Thank you for outlining in detail, and yet in a concise and entertaining (audio book) manner the principles in your book. I was pleasantly surprised to see I am doing so many things right as a leader however I am also not too egotistical to say that I will be getting started right away on many of these ideas. Chapter 2 Be Humble is a lifestyle choice I live by daily. Your ego nor your wallet can enter the room before you do, and it's nice to see I'm not the only one who feels that way. In Chapter 3 you bring up a great point that I often times overlook; Keep the Mission at the Top. Whenever I am confronted by a large decision or a marketing concept I need to remind myself if this is in line with the Mission.

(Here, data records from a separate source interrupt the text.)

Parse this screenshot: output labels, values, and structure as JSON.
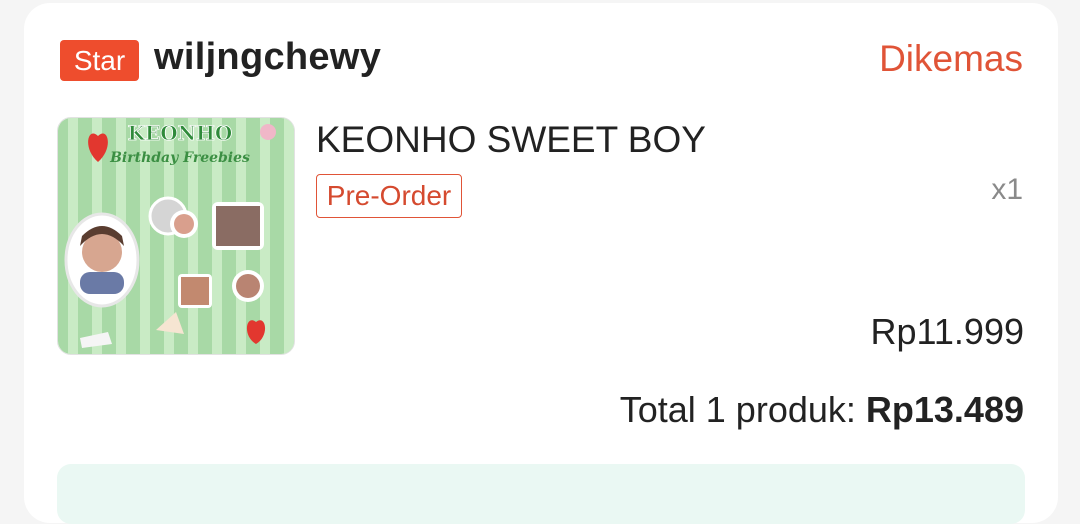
{
  "order": {
    "shop_badge": "Star",
    "shop_name": "wiljngchewy",
    "status": "Dikemas",
    "status_color": "#e05437",
    "product": {
      "title": "KEONHO SWEET BOY",
      "tag": "Pre-Order",
      "quantity": "x1",
      "price": "Rp11.999",
      "image": {
        "title_line1": "KEONHO",
        "title_line2": "Birthday Freebies"
      }
    },
    "total_label": "Total 1 produk: ",
    "total_amount": "Rp13.489"
  },
  "colors": {
    "brand_orange": "#ee4d2d",
    "info_box_bg": "#eaf8f3"
  }
}
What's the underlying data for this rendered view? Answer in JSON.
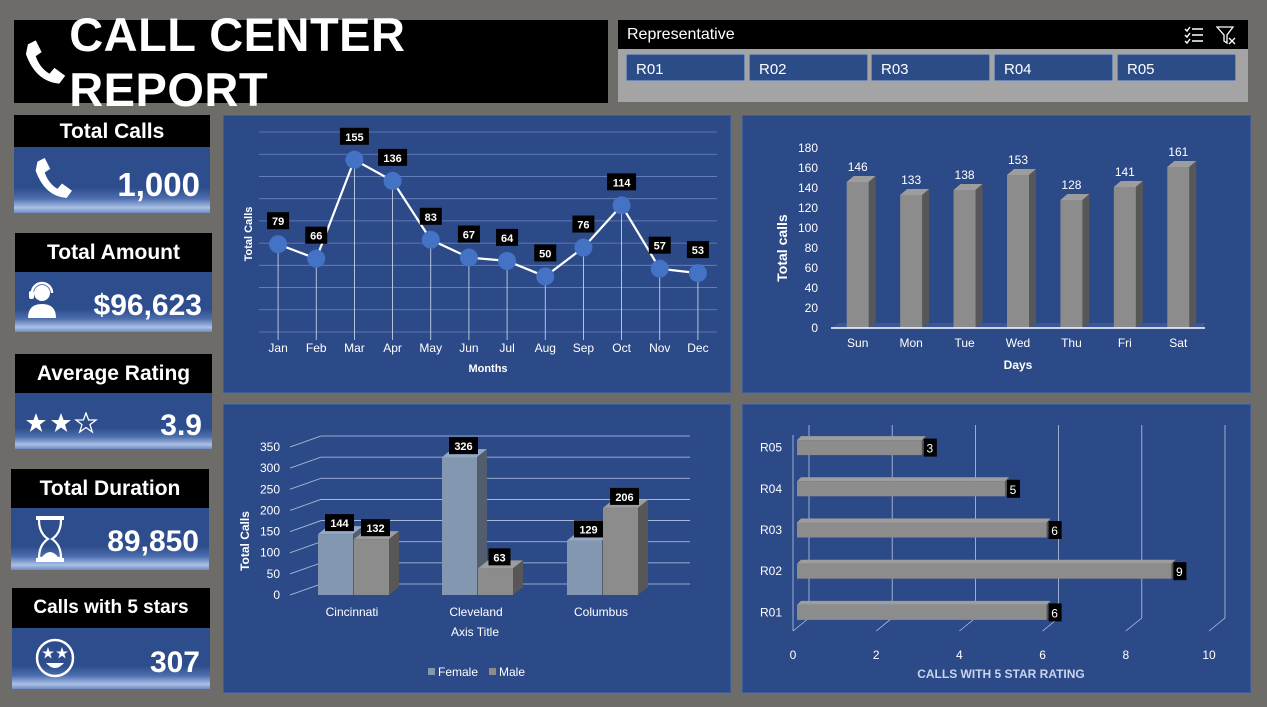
{
  "header": {
    "title": "CALL CENTER REPORT"
  },
  "slicer": {
    "title": "Representative",
    "items": [
      "R01",
      "R02",
      "R03",
      "R04",
      "R05"
    ],
    "icons": [
      "multi-select-icon",
      "clear-filter-icon"
    ]
  },
  "kpis": [
    {
      "label": "Total Calls",
      "value": "1,000",
      "icon": "phone-icon"
    },
    {
      "label": "Total Amount",
      "value": "$96,623",
      "icon": "headset-agent-icon"
    },
    {
      "label": "Average Rating",
      "value": "3.9",
      "icon": "star-rating-icon",
      "rating": 3
    },
    {
      "label": "Total Duration",
      "value": "89,850",
      "icon": "hourglass-icon"
    },
    {
      "label": "Calls with 5 stars",
      "value": "307",
      "icon": "star-eyes-face-icon"
    }
  ],
  "colors": {
    "panel": "#2c4a88",
    "accent_blue": "#4472c4",
    "bar_gray": "#8c8c8c",
    "female": "#8497b0",
    "male": "#8c8c8c"
  },
  "chart_data": [
    {
      "type": "line",
      "categories": [
        "Jan",
        "Feb",
        "Mar",
        "Apr",
        "May",
        "Jun",
        "Jul",
        "Aug",
        "Sep",
        "Oct",
        "Nov",
        "Dec"
      ],
      "values": [
        79,
        66,
        155,
        136,
        83,
        67,
        64,
        50,
        76,
        114,
        57,
        53
      ],
      "xlabel": "Months",
      "ylabel": "Total Calls",
      "ylim": [
        0,
        180
      ],
      "grid": true
    },
    {
      "type": "bar",
      "categories": [
        "Sun",
        "Mon",
        "Tue",
        "Wed",
        "Thu",
        "Fri",
        "Sat"
      ],
      "values": [
        146,
        133,
        138,
        153,
        128,
        141,
        161
      ],
      "xlabel": "Days",
      "ylabel": "Total calls",
      "ylim": [
        0,
        180
      ],
      "yticks": [
        0,
        20,
        40,
        60,
        80,
        100,
        120,
        140,
        160,
        180
      ],
      "grid": false
    },
    {
      "type": "bar",
      "categories": [
        "Cincinnati",
        "Cleveland",
        "Columbus"
      ],
      "series": [
        {
          "name": "Female",
          "values": [
            144,
            326,
            129
          ]
        },
        {
          "name": "Male",
          "values": [
            132,
            63,
            206
          ]
        }
      ],
      "xlabel": "Axis Title",
      "ylabel": "Total Calls",
      "ylim": [
        0,
        350
      ],
      "yticks": [
        0,
        50,
        100,
        150,
        200,
        250,
        300,
        350
      ],
      "legend": "bottom",
      "grid": true
    },
    {
      "type": "bar",
      "orientation": "horizontal",
      "categories": [
        "R01",
        "R02",
        "R03",
        "R04",
        "R05"
      ],
      "values": [
        6,
        9,
        6,
        5,
        3
      ],
      "xlabel": "CALLS WITH 5 STAR RATING",
      "xlim": [
        0,
        10
      ],
      "xticks": [
        0,
        2,
        4,
        6,
        8,
        10
      ],
      "grid": true
    }
  ]
}
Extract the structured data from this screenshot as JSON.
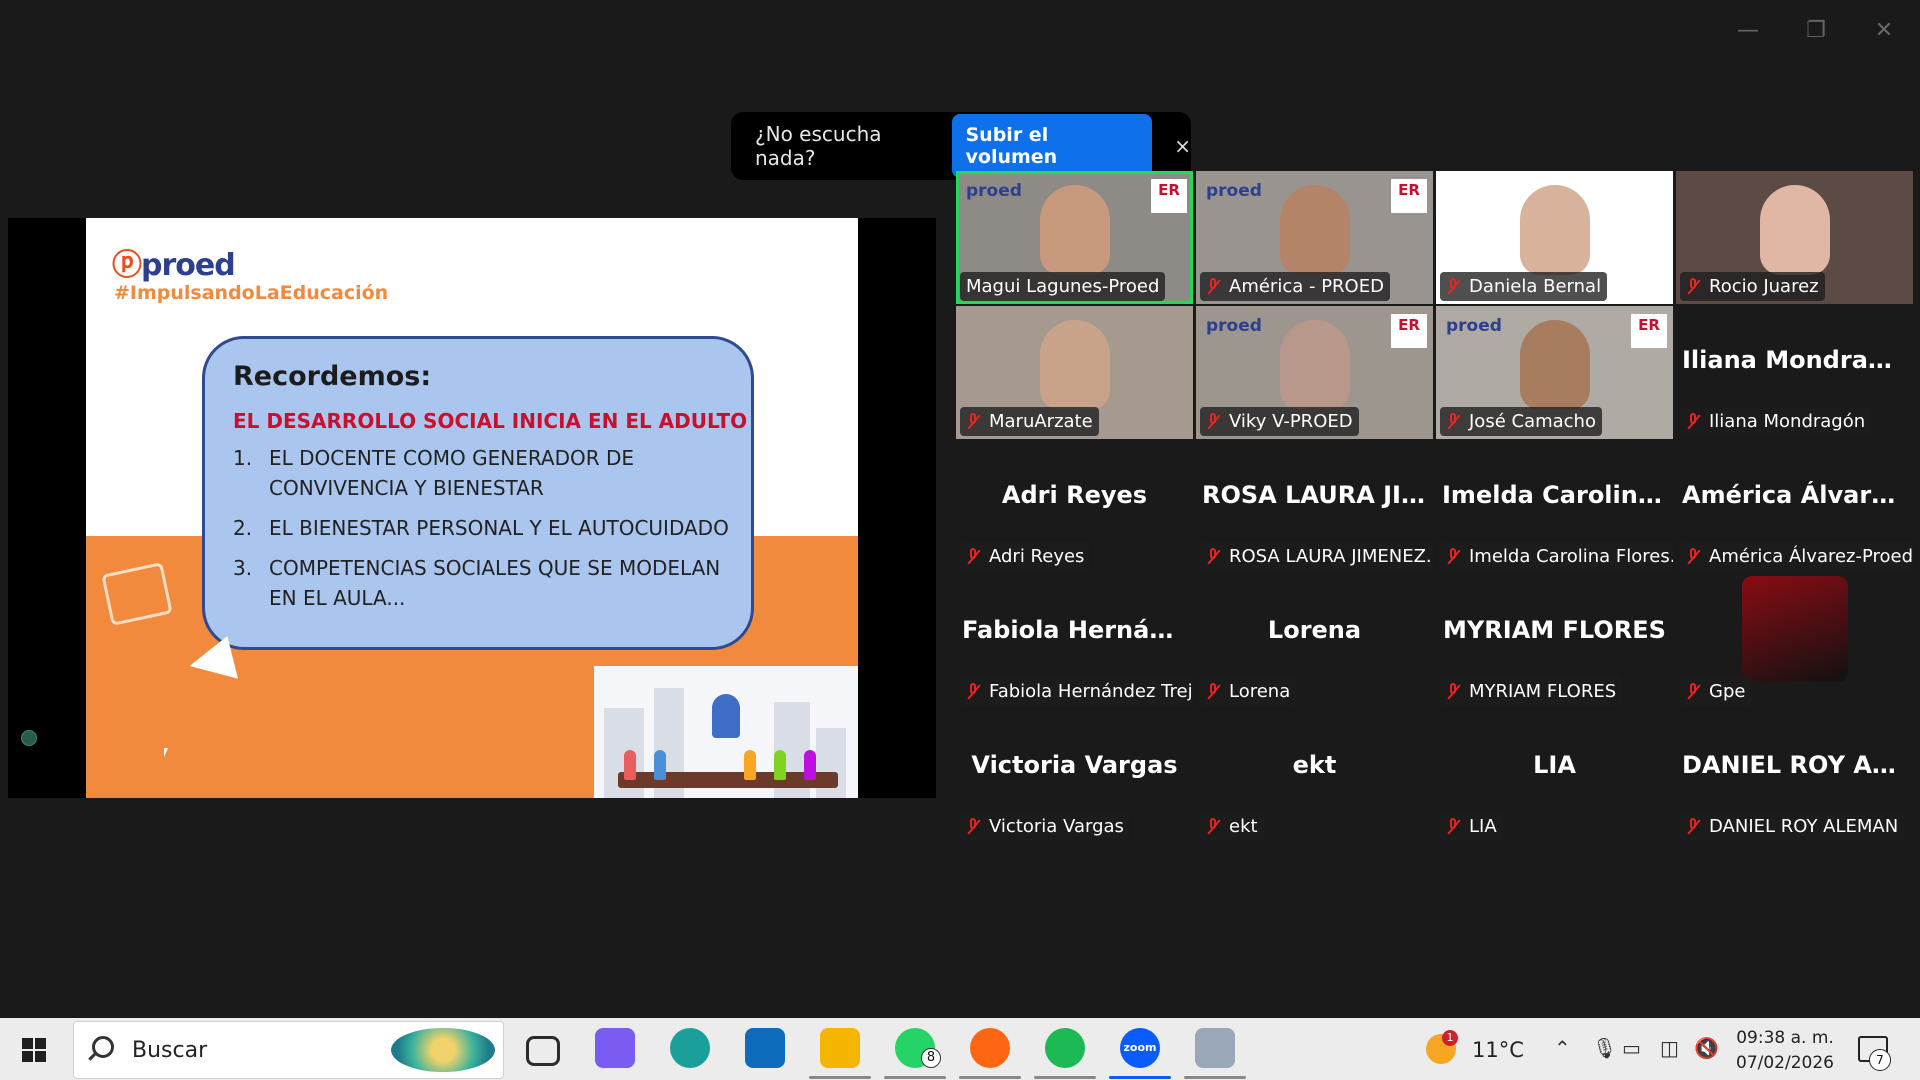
{
  "window": {
    "minimize": "—",
    "maximize": "❐",
    "close": "✕"
  },
  "toast": {
    "question": "¿No escucha nada?",
    "button": "Subir el volumen",
    "close": "×"
  },
  "slide": {
    "logo_prefix": "ⓟ",
    "logo": "proed",
    "hashtag": "#ImpulsandoLaEducación",
    "heading": "Recordemos:",
    "subheading": "EL DESARROLLO SOCIAL INICIA EN EL ADULTO",
    "items": [
      {
        "n": "1.",
        "text": "EL DOCENTE COMO GENERADOR DE CONVIVENCIA Y BIENESTAR"
      },
      {
        "n": "2.",
        "text": "EL BIENESTAR PERSONAL Y EL AUTOCUIDADO"
      },
      {
        "n": "3.",
        "text": "COMPETENCIAS SOCIALES QUE SE MODELAN EN EL AULA..."
      }
    ]
  },
  "participants": [
    {
      "label": "Magui Lagunes-Proed",
      "video": true,
      "muted": false,
      "active": true,
      "brand": "proed",
      "er": "ER"
    },
    {
      "label": "América - PROED",
      "video": true,
      "muted": true,
      "brand": "proed",
      "er": "ER"
    },
    {
      "label": "Daniela Bernal",
      "video": true,
      "muted": true
    },
    {
      "label": "Rocio Juarez",
      "video": true,
      "muted": true
    },
    {
      "label": "MaruArzate",
      "video": true,
      "muted": true
    },
    {
      "label": "Viky V-PROED",
      "video": true,
      "muted": true,
      "brand": "proed",
      "er": "ER"
    },
    {
      "label": "José Camacho",
      "video": true,
      "muted": true,
      "brand": "proed",
      "er": "ER"
    },
    {
      "big": "Iliana Mondragón",
      "label": "Iliana Mondragón",
      "muted": true
    },
    {
      "big": "Adri Reyes",
      "label": "Adri Reyes",
      "muted": true
    },
    {
      "big": "ROSA LAURA JI...",
      "label": "ROSA LAURA JIMENEZ...",
      "muted": true
    },
    {
      "big": "Imelda Carolina...",
      "label": "Imelda Carolina Flores...",
      "muted": true
    },
    {
      "big": "América Álvare...",
      "label": "América Álvarez-Proed",
      "muted": true
    },
    {
      "big": "Fabiola Hernán...",
      "label": "Fabiola Hernández Trejo",
      "muted": true
    },
    {
      "big": "Lorena",
      "label": "Lorena",
      "muted": true
    },
    {
      "big": "MYRIAM FLORES",
      "label": "MYRIAM FLORES",
      "muted": true
    },
    {
      "label": "Gpe",
      "muted": true,
      "avatar": true
    },
    {
      "big": "Victoria Vargas",
      "label": "Victoria Vargas",
      "muted": true
    },
    {
      "big": "ekt",
      "label": "ekt",
      "muted": true
    },
    {
      "big": "LIA",
      "label": "LIA",
      "muted": true
    },
    {
      "big": "DANIEL ROY AL...",
      "label": "DANIEL ROY ALEMAN",
      "muted": true
    }
  ],
  "taskbar": {
    "search_placeholder": "Buscar",
    "apps": [
      {
        "name": "task-view-icon",
        "color": "#2b2b2b"
      },
      {
        "name": "copilot-icon",
        "color": "#7b5cf0"
      },
      {
        "name": "edge-icon",
        "color": "#1a9f9a"
      },
      {
        "name": "outlook-icon",
        "color": "#0f6cbd"
      },
      {
        "name": "file-explorer-icon",
        "color": "#f4b400"
      },
      {
        "name": "whatsapp-icon",
        "color": "#25d366",
        "badge": "8"
      },
      {
        "name": "firefox-icon",
        "color": "#ff6611"
      },
      {
        "name": "spotify-icon",
        "color": "#1db954"
      },
      {
        "name": "zoom-icon",
        "color": "#0b5cff",
        "text": "zoom"
      },
      {
        "name": "paint-icon",
        "color": "#9aa7b8"
      }
    ],
    "weather_badge": "1",
    "temperature": "11°C",
    "time": "09:38 a. m.",
    "date": "07/02/2026",
    "notifications": "7"
  }
}
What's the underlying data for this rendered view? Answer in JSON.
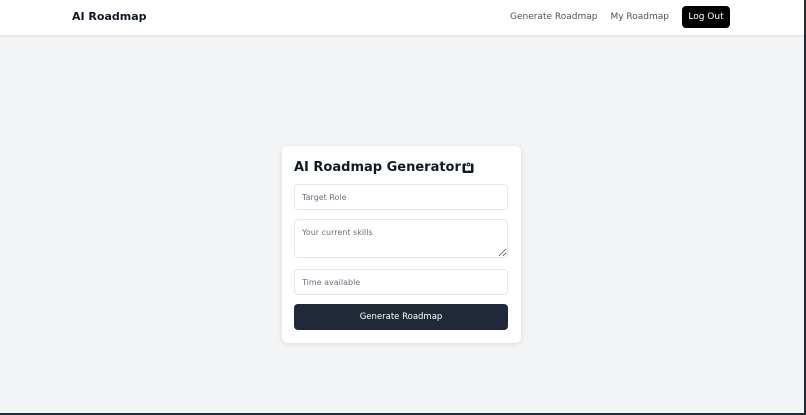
{
  "navbar": {
    "brand": "AI Roadmap",
    "links": [
      {
        "label": "Generate Roadmap"
      },
      {
        "label": "My Roadmap"
      }
    ],
    "logout_label": "Log Out"
  },
  "form": {
    "title": "AI Roadmap Generator",
    "title_icon": "map-icon",
    "target_role_placeholder": "Target Role",
    "skills_placeholder": "Your current skills",
    "time_placeholder": "Time available",
    "submit_label": "Generate Roadmap"
  },
  "colors": {
    "background": "#f3f4f6",
    "primary_button": "#1f2937",
    "logout_button": "#000000"
  }
}
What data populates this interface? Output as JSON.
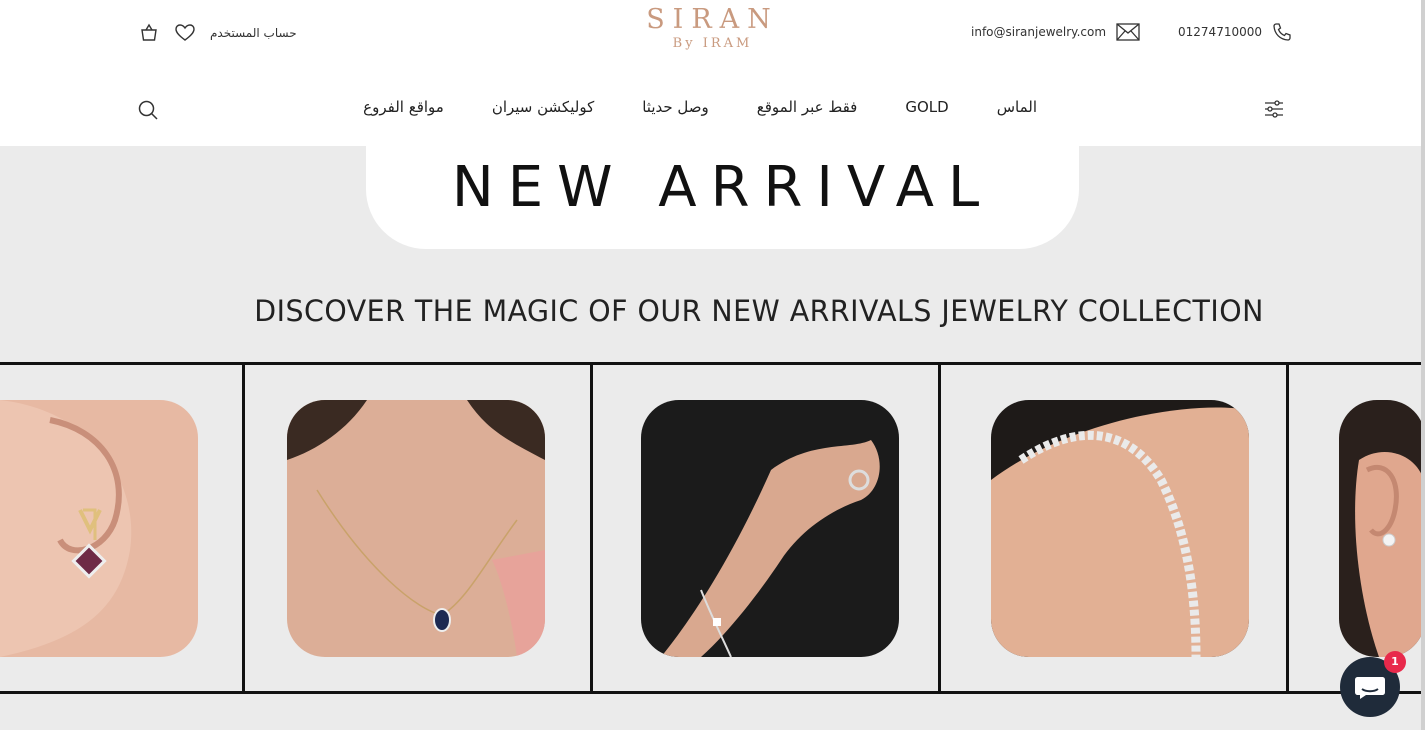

In your chapter Fight the Fat, I found the concept: Sales cover Sins to be huge. If I am truly honest with my personal success as well as any company I have worked for or owned I will find that I should be more critical, and more focused on the details while times are good. Thanks for the reminder. Another reminder that I implemented this morning was to Make Meetings Meaningful. Often times as a relational person I tend to not keep focused at meetings by asking people personal questions and encouraging chit chat. Which in turn creates an atmosphere of unfocused side conversations that require to be reeled back in. The other concept of releasing those who are done from the meeting makes enormous sense. This says to that individual they are important and so is their time. Finally I would like to thank you for permission to Fire Customers as discussed in Chapter 33. As a people person I am constantly trying to live by the customer is always right. However sometimes people take advantage of companies and their time and resources.Read more ›
Most Recent Customer Reviews
We are an off premise catering company that has been in existence for 104 years and are into the 4th generation. Read morePublished 7 months ago by Amazon Customer
Almost every chapter starts you saying "everyone knows that", then leaves you thinking about why you don't do it then.Published 11 months ago by Eric W Svestka
I absolutely enjoy everything that is set on this. I've recommended numerous times and will continue to do so.Published 17 months ago by super_Dad
This is a great book and is a must read for any leader. There is now a shortage of highlighters in my area after reading this book. Read morePublished 18 months ago by COListings
Well, in my humble opinion (humble is the topic of chapter 2), Outstanding! 47 Ways to Make Your Organization Exceptional is, in fact, Outstanding! Read morePublished 21 months ago by Ann DelNegro
Another great book from John Miller - simple practical steps to achieving excellence in any organization. Read morePublished 22 months ago by Tom Elafros